Following its recent application to join the Comprehensive and Progressive Agreement for Trans-Pacific Partnership (CPTPP), the UK has now officially begun talks with the other member nations that it hopes will begin the accession process.
But what does the UK hope to gain by joining the bloc, and what will the effects be on the other countries and the rest of the world? Here, we'll take a closer look.
The British government reported earlier this month that it was to be included in a virtual meeting alongside CPTPP stalwarts including Australia, Japan, Chile, Singapore and New Zealand.
New international trade secretary Anne-Marie Trevelyan said it was a "big milestone on our path to joining" and would allow the UK to "forge stronger links both with old friends and some of the world's fastest-growing economies".
She added that the next step will be for trade minister Penny Mordaunt to visit Chile and Peru in person to "explore deeper trade and investment ties".
What is the CPTPP?
The CPTPP evolved out of the former Trans-Pacific Partnership (which then-US president Donald Trump pulled out of in 2017) and is viewed as a major region for world trade.
Altogether, its countries are home to some 500 million people generating around 13 percent of the world's collective income. The CPTPP has eliminated 95 percent of tariffs on goods trade between its 11 member nations around the Pacific Rim since its inception.
Why does the UK want to join?
The British Department for International Trade has expressed an interest in joining the bloc based heavily on the fact that doing so would reduce tariffs on products such as cars, food and beverages. Indeed, around 95 percent of import charges or levies could be lifted through membership, representing a significant benefit for traders.
Other plus points include better market access to members like Mexico and Vietnam and preferential treatment under 'rules of origin' for products made from components manufactured within CPTPP nations.
This may help manufacturers of goods such as medicines and machinery in particular, as the UK sends significant amounts of these products overseas and its traders are sure to appreciate the reduced costs and improved supply chain links that should come as a result.
Another benefit is that under the CPTPP, members are not required to have identical standards and can negotiate their own free trade agreements, unlike Britain's membership with the EU. This means the UK would be free to forge economic links worldwide without having to worry about bureaucratic red tape.

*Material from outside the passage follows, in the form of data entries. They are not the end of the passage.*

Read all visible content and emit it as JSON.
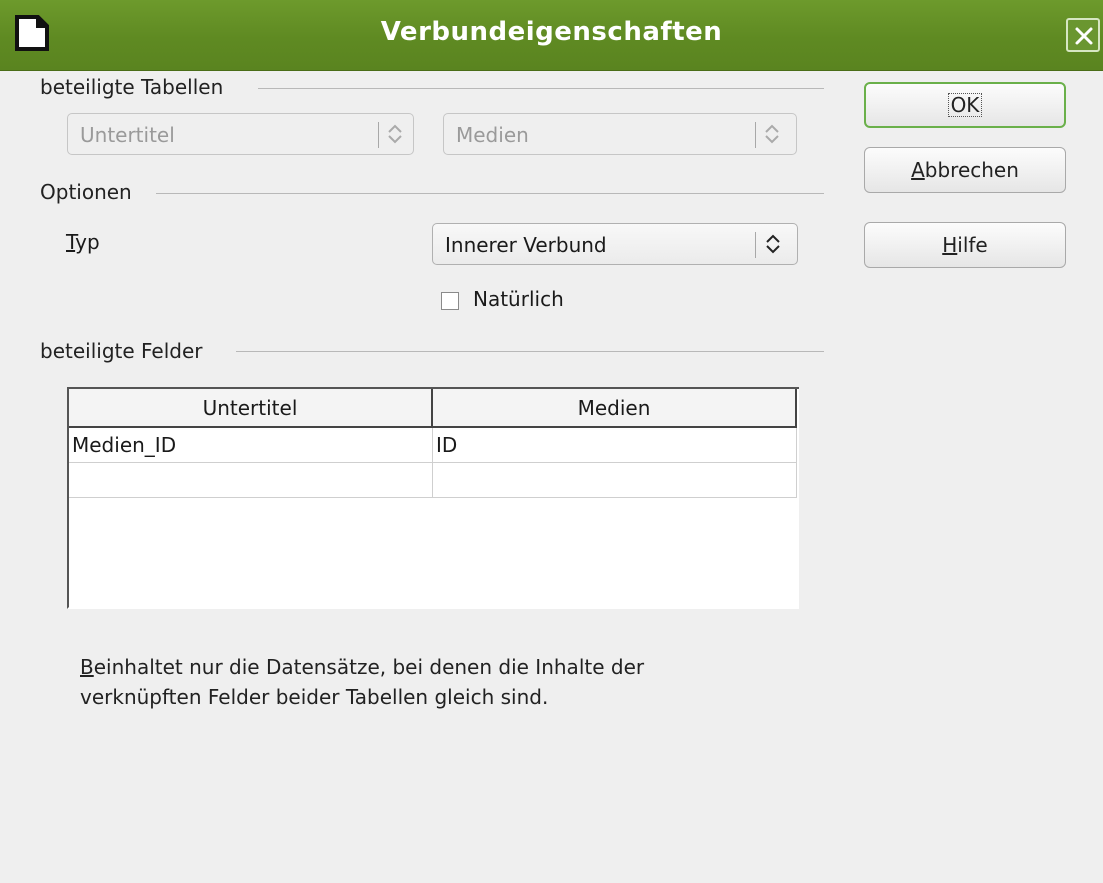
{
  "window": {
    "title": "Verbundeigenschaften"
  },
  "tables_group": {
    "label": "beteiligte Tabellen",
    "left_table": "Untertitel",
    "right_table": "Medien"
  },
  "options_group": {
    "label": "Optionen",
    "type_label_mnemonic": "T",
    "type_label_rest": "yp",
    "type_value": "Innerer Verbund",
    "natural_label": "Natürlich",
    "natural_checked": false
  },
  "fields_group": {
    "label": "beteiligte Felder",
    "columns": [
      "Untertitel",
      "Medien"
    ],
    "rows": [
      [
        "Medien_ID",
        "ID"
      ],
      [
        "",
        ""
      ]
    ]
  },
  "hint": {
    "mnemonic": "B",
    "line1_rest": "einhaltet nur die Datensätze, bei denen die Inhalte der",
    "line2": "verknüpften Felder beider Tabellen gleich sind."
  },
  "buttons": {
    "ok": "OK",
    "cancel_mnemonic": "A",
    "cancel_rest": "bbrechen",
    "help_mnemonic": "H",
    "help_rest": "ilfe"
  },
  "icons": {
    "app": "document-icon",
    "close": "close-icon",
    "spinner": "spin-updown-icon"
  },
  "colors": {
    "titlebar": "#5f8a22",
    "default_button_border": "#6ab04a"
  }
}
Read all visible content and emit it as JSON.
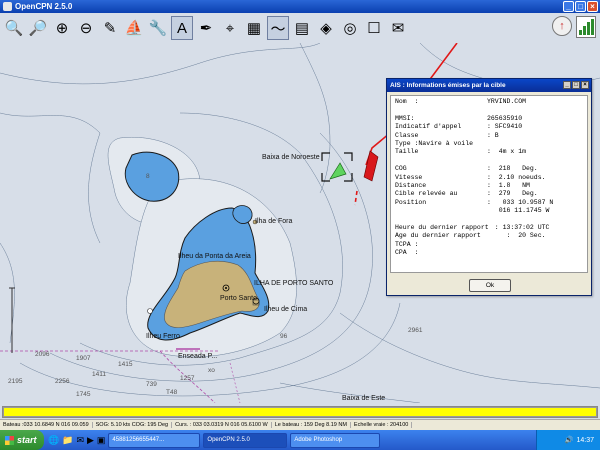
{
  "window": {
    "title": "OpenCPN 2.5.0"
  },
  "toolbar": {
    "buttons": [
      {
        "name": "zoom-in",
        "icon": "🔍"
      },
      {
        "name": "zoom-out",
        "icon": "🔎"
      },
      {
        "name": "scale-in",
        "icon": "⊕"
      },
      {
        "name": "scale-out",
        "icon": "⊖"
      },
      {
        "name": "route",
        "icon": "✎"
      },
      {
        "name": "auto-follow",
        "icon": "⛵"
      },
      {
        "name": "settings",
        "icon": "🔧"
      },
      {
        "name": "text",
        "icon": "A"
      },
      {
        "name": "tide",
        "icon": "✒"
      },
      {
        "name": "current",
        "icon": "⌖"
      },
      {
        "name": "ais",
        "icon": "▦"
      },
      {
        "name": "chart-quilting",
        "icon": "〜"
      },
      {
        "name": "print",
        "icon": "▤"
      },
      {
        "name": "route-manager",
        "icon": "◈"
      },
      {
        "name": "mob",
        "icon": "◎"
      },
      {
        "name": "layers",
        "icon": "☐"
      },
      {
        "name": "help",
        "icon": "✉"
      }
    ]
  },
  "chart": {
    "labels": {
      "baixa_noroeste": "Baixa de Noroeste",
      "ilha_fora": "Ilha de Fora",
      "ilheu_ponta": "Ilheu da Ponta da Areia",
      "ilha_porto_santo": "ILHA DE PORTO SANTO",
      "porto_santo": "Porto Santo",
      "ilheu_cima": "Ilheu de Cima",
      "ilheu_ferro": "Ilheu Ferro",
      "baixa_este": "Baixa de Este",
      "enseada": "Enseada P..."
    },
    "depths": {
      "d8": "8",
      "d96": "96",
      "d2961": "2961",
      "d2096": "2096",
      "d1907": "1907",
      "d1411": "1411",
      "d2256": "2256",
      "d2195": "2195",
      "d1745": "1745",
      "d1415": "1415",
      "d739": "739",
      "d748": "T48",
      "d1257": "1257",
      "dxo": "xo"
    }
  },
  "ais_dialog": {
    "title": "AIS : Informations émises par la cible",
    "rows": [
      {
        "k": "Nom  :",
        "v": "YRVIND.COM"
      },
      {
        "gap": true
      },
      {
        "k": "MMSI:",
        "v": "265635910"
      },
      {
        "k": "Indicatif d'appel",
        "v": ": SFC9410"
      },
      {
        "k": "Classe",
        "v": ": B"
      },
      {
        "k": "Type :Navire à voile",
        "v": ""
      },
      {
        "k": "Taille",
        "v": ":  4m x 1m"
      },
      {
        "gap": true
      },
      {
        "k": "COG",
        "v": ":  218   Deg."
      },
      {
        "k": "Vitesse",
        "v": ":  2.10 noeuds."
      },
      {
        "k": "Distance",
        "v": ":  1.8   NM"
      },
      {
        "k": "Cible relevée au",
        "v": ":  279   Deg."
      },
      {
        "k": "Position",
        "v": ":   033 10.9587 N"
      },
      {
        "k": "",
        "v": "   016 11.1745 W"
      },
      {
        "gap": true
      },
      {
        "k": "Heure du dernier rapport",
        "v": "  : 13:37:02 UTC"
      },
      {
        "k": "Age du dernier rapport",
        "v": "     :  20 Sec."
      },
      {
        "k": "TCPA :",
        "v": ""
      },
      {
        "k": "CPA  :",
        "v": ""
      }
    ],
    "ok_label": "Ok"
  },
  "progress": {
    "value": 1.0
  },
  "statusbar": {
    "bateau": "Bateau :033 10.6849 N  016 09.059",
    "sog": "SOG: 5.10 kts  COG:   195 Deg",
    "curs": "Curs. : 033 03.0319 N 016 05.6100 W",
    "le_bateau": "Le bateau : 159 Deg      8.19 NM",
    "echelle": "Echelle vraie :   204100"
  },
  "taskbar": {
    "start_label": "start",
    "tasks": [
      {
        "label": "45881256655447..."
      },
      {
        "label": "OpenCPN 2.5.0",
        "active": true
      },
      {
        "label": "Adobe Photoshop"
      }
    ],
    "clock": "14:37"
  }
}
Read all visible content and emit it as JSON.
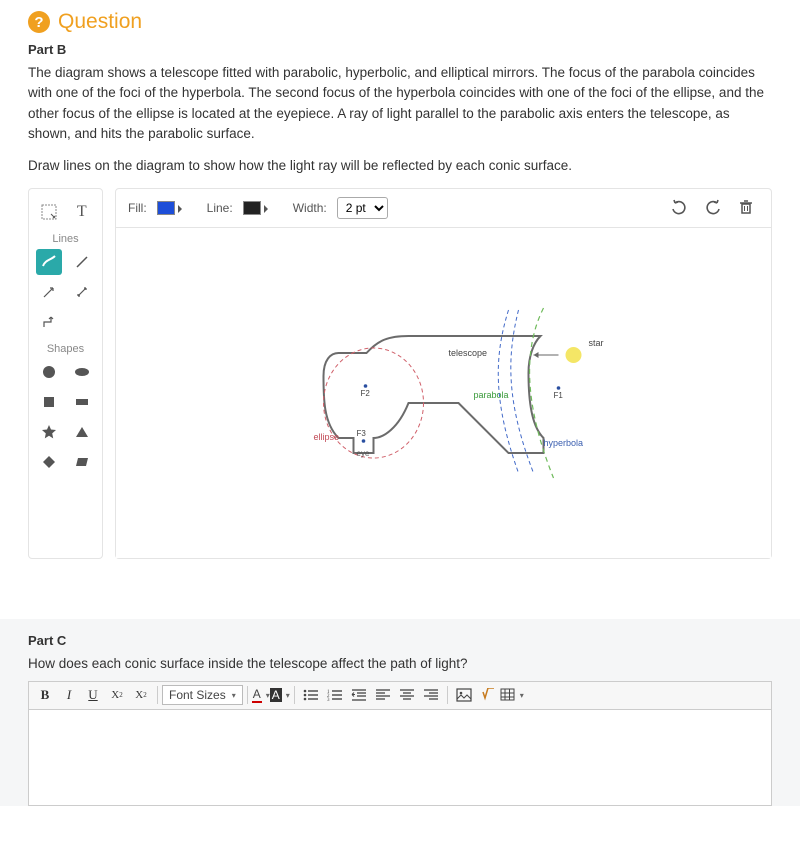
{
  "header": {
    "icon_text": "?",
    "title": "Question"
  },
  "partB": {
    "label": "Part B",
    "paragraph1": "The diagram shows a telescope fitted with parabolic, hyperbolic, and elliptical mirrors. The focus of the parabola coincides with one of the foci of the hyperbola. The second focus of the hyperbola coincides with one of the foci of the ellipse, and the other focus of the ellipse is located at the eyepiece. A ray of light parallel to the parabolic axis enters the telescope, as shown, and hits the parabolic surface.",
    "paragraph2": "Draw lines on the diagram to show how the light ray will be reflected by each conic surface."
  },
  "palette": {
    "lines_label": "Lines",
    "shapes_label": "Shapes"
  },
  "canvasToolbar": {
    "fill_label": "Fill:",
    "line_label": "Line:",
    "width_label": "Width:",
    "width_value": "2 pt"
  },
  "diagram": {
    "star": "star",
    "telescope": "telescope",
    "parabola": "parabola",
    "hyperbola": "hyperbola",
    "ellipse": "ellipse",
    "eye": "eye",
    "F1": "F1",
    "F2": "F2",
    "F3": "F3"
  },
  "partC": {
    "label": "Part C",
    "question": "How does each conic surface inside the telescope affect the path of light?"
  },
  "editor": {
    "font_sizes": "Font Sizes"
  }
}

And a final, particularly alluring aspect is that the US may yet be tempted to return to the CPTPP under Joe Biden's administration. Mr Biden has proved decidedly lukewarm on signing a bilateral deal between the US and the UK so far, but the two would be able to trade preferentially together were they both CPTPP members.
"We want to harness the potential of free trade to drive economic growth and work together on a post-coronavirus revitalization. Being a member of CPTPP will help us achieve these goals. It is a high standards agreement with modern provisions," said Ms Mordaunt in an interview with Small Cap News.
Is acceptance likely?
If it were accepted, the UK would be the first European and second-largest member of the CPTPP - and it looks as though this is a likely outcome as it stands at present.
Britain's high standards for things like manufacturing and its reputation for adhering to international laws will work in its favour, as will the fact that Britain is an attractive market for goods coming from other CPTPP member states.
Japan has already spoken out as the current chair of the CPTPP Joint Commission to back Britain's application and pointed out that its joining the bloc would help to modernize other members' economies.
Meanwhile, Latin America and the Caribbean are on-side due to the potential boost to trade and investment the UK could offer them.
What's more, there have been suggestions that this joining together of a new partnership could encourage China to trade more favorably with the rest of the world via the CPTPP, something that can only be beneficial.
Given these advantages, it could be that we are looking at a question of when Britain will become a member, rather than if.